After months of research, excavating old graves and following one lead after another, my colleagues and I can confirm that remains we discovered are those of English king Alfred the Great or his son Edward the Elder.
Alfred the Great, King of Wessex in the late 9th century, was a great military leader, law-maker and educationalist. He defeated the invading Vikings and set up military, financial and educational structures, ground-breaking in their sophistication. Upon his death in 899 AD, he was first buried in the Old Minster in Winchester and was subsequently moved, first to the New Minster and then, upon its foundation in 1110, to Hyde Abbey on the northern outskirts of the city along with other members of his family.
The abbey was dissolved by Henry VIII in 1538 but the graves of Alfred the Great, his wife and son, remained largely undisturbed until the site was chosen for the building of a prison in 1788. When prisoners discovered the three lead-lined stone coffins at the site of the high altar, they were broken up, the lead sold and the bones scattered. The site was re-excavated by self-styled romantic antiquarian John Mellor in 1866 and he was convinced that he had rediscovered the bones of Alfred and his family. Mellor sold the remains for ten shillings to the Vicar of Hyde, who had them reburied in a brick-lined vault outside St Bartholomew’s church in Hyde, Winchester.
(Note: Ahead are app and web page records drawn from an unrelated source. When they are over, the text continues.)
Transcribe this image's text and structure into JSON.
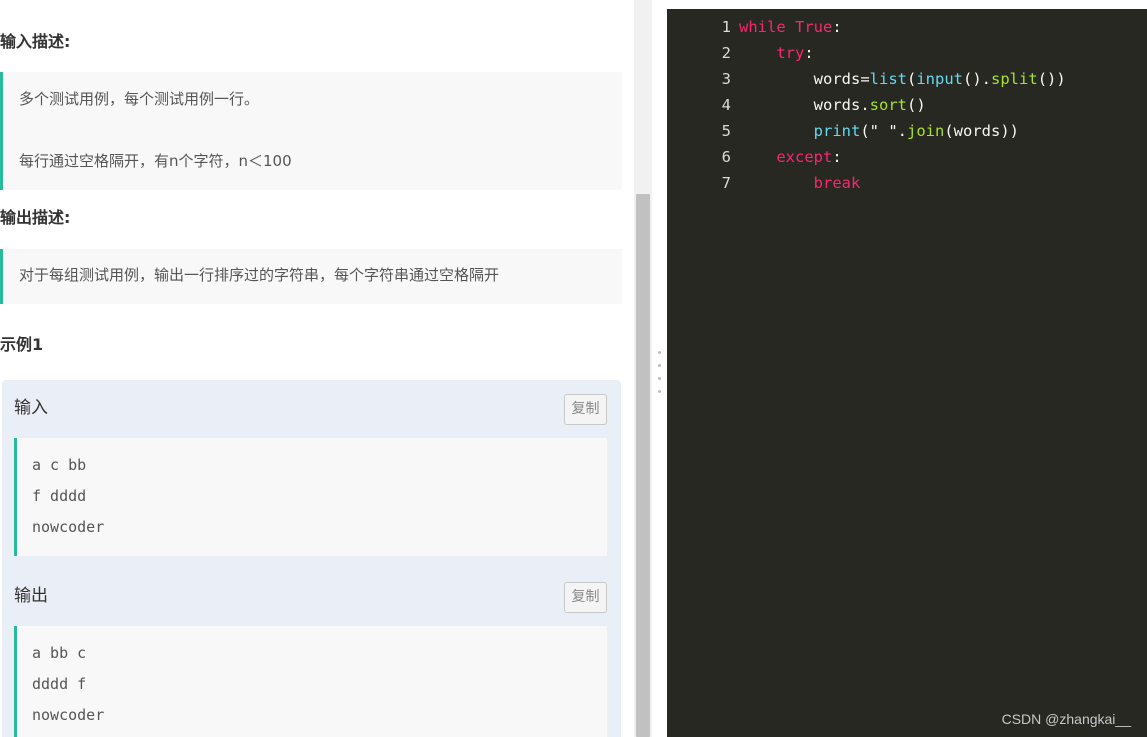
{
  "problem": {
    "input_desc_heading": "输入描述:",
    "input_desc_lines": [
      "多个测试用例，每个测试用例一行。",
      "每行通过空格隔开，有n个字符，n＜100"
    ],
    "output_desc_heading": "输出描述:",
    "output_desc_text": "对于每组测试用例，输出一行排序过的字符串，每个字符串通过空格隔开",
    "example_heading": "示例1",
    "example": {
      "input_label": "输入",
      "input_lines": [
        "a c bb",
        "f dddd",
        "nowcoder"
      ],
      "output_label": "输出",
      "output_lines": [
        "a bb c",
        "dddd f",
        "nowcoder"
      ],
      "copy_label": "复制"
    }
  },
  "editor": {
    "line_numbers": [
      "1",
      "2",
      "3",
      "4",
      "5",
      "6",
      "7"
    ],
    "lines": [
      [
        {
          "t": "while",
          "c": "kw"
        },
        {
          "t": " ",
          "c": "pl"
        },
        {
          "t": "True",
          "c": "kw"
        },
        {
          "t": ":",
          "c": "pl"
        }
      ],
      [
        {
          "t": "    ",
          "c": "pl"
        },
        {
          "t": "try",
          "c": "kw"
        },
        {
          "t": ":",
          "c": "pl"
        }
      ],
      [
        {
          "t": "        words",
          "c": "pl"
        },
        {
          "t": "=",
          "c": "pl"
        },
        {
          "t": "list",
          "c": "fn"
        },
        {
          "t": "(",
          "c": "pl"
        },
        {
          "t": "input",
          "c": "fn"
        },
        {
          "t": "().",
          "c": "pl"
        },
        {
          "t": "split",
          "c": "mt"
        },
        {
          "t": "())",
          "c": "pl"
        }
      ],
      [
        {
          "t": "        words.",
          "c": "pl"
        },
        {
          "t": "sort",
          "c": "mt"
        },
        {
          "t": "()",
          "c": "pl"
        }
      ],
      [
        {
          "t": "        ",
          "c": "pl"
        },
        {
          "t": "print",
          "c": "fn"
        },
        {
          "t": "(\" \".",
          "c": "pl"
        },
        {
          "t": "join",
          "c": "mt"
        },
        {
          "t": "(words))",
          "c": "pl"
        }
      ],
      [
        {
          "t": "    ",
          "c": "pl"
        },
        {
          "t": "except",
          "c": "kw"
        },
        {
          "t": ":",
          "c": "pl"
        }
      ],
      [
        {
          "t": "        ",
          "c": "pl"
        },
        {
          "t": "break",
          "c": "kw"
        }
      ]
    ]
  },
  "watermark": "CSDN @zhangkai__",
  "colors": {
    "accent_green": "#25bb9b",
    "editor_bg": "#272822",
    "keyword": "#f92672",
    "builtin": "#66d9ef",
    "method": "#a6e22e"
  }
}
The process of identifying the remains of the Alfredian royal family was long and meandering. It also wasn’t the outcome I had expected when, on a freezing cold day in March 2013, colleagues and I opened the unmarked grave outside St Bartholomew’s church with the task of exhuming and analysing the remains of the individuals within.
Inside were the remains of six individuals with five skulls, the same skulls that had been photographed in the 19th century before their re-interment. Could these really be the remains of Alfred, his wife Aelswitha and son Edward the Elder, along with other members of the Royal House of Wessex? The individuals included an adult female and three adult males, along with two other very incomplete individuals who may also have been male. There was also evidence for some unusual diseases among the individuals, including conditions that lead to fusion of the spine and restricted movement, and a condition that may have been the result of a long-standing gut or lung disease.
It was a small collection of remains, but very interesting nonetheless. The radiocarbon analysis produced dates in the 12th to 15th centuries. Alfred died in 899 and his son, Edward, in 924, so the conclusion was that these remains could not possibly be members of the Wessex royal family.
This could have been the end of the story. But I knew that a community excavation had taken place at the site of Hyde Abbey church in the 1990s and they had found part of a pelvis dated to the 18th century. It seemed unlikely that this was the only piece of human bone found, so I contacted the museum to find out more. To my surprise, I was told that they had two boxes of human bone that had only been identified some time after the end of the excavation, when no more research could be funded.
A small proportion of this came from the high altar and its immediate surroundings and these were singled out for further analysis and radiocarbon dating. All but one of the samples returned dates in the 12th to 15th centuries, the same range as had been obtained from the remains from the Unmarked Grave. But there was one piece of bone – part of the pelvis of an older adult male – that came back with a date of 895-1017. Even the upper date for this fragment was almost 100 years before the founding of the abbey.
The archaeological and documentary evidence indicated there had been no burials on the site before the abbey was built and therefore the most likely conclusion was that this piece of bone belonged to one of the members of the Royal House of Wessex. The three possible candidates were Alfred, Edward and one of Edward’s brothers, Aethelweard.
Aethelweard can be discounted as his body was not known to have been buried at the site of the high altar. The piece of pelvis is therefore most likely to belong to Edward the Elder or Alfred the Great. So, ten months down the line from our initial excavation, after disappointment and some unexpected twists and turns, we have been able to announce that we may have found part of the remains of an important Saxon king, thought lost for hundreds of years.